• Exercise prompt
If a line of the data below holds the word "face", list it.

==========

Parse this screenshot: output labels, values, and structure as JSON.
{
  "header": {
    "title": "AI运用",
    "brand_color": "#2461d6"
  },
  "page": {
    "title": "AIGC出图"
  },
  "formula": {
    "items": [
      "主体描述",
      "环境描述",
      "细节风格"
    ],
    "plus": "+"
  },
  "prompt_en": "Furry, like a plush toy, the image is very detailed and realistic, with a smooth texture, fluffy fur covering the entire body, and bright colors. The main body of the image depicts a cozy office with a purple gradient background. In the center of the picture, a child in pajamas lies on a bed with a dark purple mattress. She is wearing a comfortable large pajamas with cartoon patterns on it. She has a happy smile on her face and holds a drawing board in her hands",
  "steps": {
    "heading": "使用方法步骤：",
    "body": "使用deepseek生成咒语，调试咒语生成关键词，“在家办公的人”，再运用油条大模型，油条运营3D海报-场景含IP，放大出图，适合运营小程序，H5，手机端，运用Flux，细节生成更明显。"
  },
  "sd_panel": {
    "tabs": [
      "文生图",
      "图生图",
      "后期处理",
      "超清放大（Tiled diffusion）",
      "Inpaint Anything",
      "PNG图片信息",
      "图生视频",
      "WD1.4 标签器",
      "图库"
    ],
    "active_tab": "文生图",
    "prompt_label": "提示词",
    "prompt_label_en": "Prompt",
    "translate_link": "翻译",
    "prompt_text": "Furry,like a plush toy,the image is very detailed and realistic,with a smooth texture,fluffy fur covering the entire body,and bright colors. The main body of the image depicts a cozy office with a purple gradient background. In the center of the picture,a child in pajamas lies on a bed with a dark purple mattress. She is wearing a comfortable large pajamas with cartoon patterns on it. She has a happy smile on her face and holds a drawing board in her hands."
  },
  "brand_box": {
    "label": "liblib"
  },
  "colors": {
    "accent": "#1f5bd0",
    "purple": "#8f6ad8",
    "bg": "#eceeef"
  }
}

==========

• Answer for the task
  "prompt_en": "Furry, like a plush toy, the image is very detailed and realistic, with a smooth texture, fluffy fur covering the entire body, and bright colors. The main body of the image depicts a cozy office with a purple gradient background. In the center of the picture, a child in pajamas lies on a bed with a dark purple mattress. She is wearing a comfortable large pajamas with cartoon patterns on it. She has a happy smile on her face and holds a drawing board in her hands",
    "prompt_text": "Furry,like a plush toy,the image is very detailed and realistic,with a smooth texture,fluffy fur covering the entire body,and bright colors. The main body of the image depicts a cozy office with a purple gradient background. In the center of the picture,a child in pajamas lies on a bed with a dark purple mattress. She is wearing a comfortable large pajamas with cartoon patterns on it. She has a happy smile on her face and holds a drawing board in her hands."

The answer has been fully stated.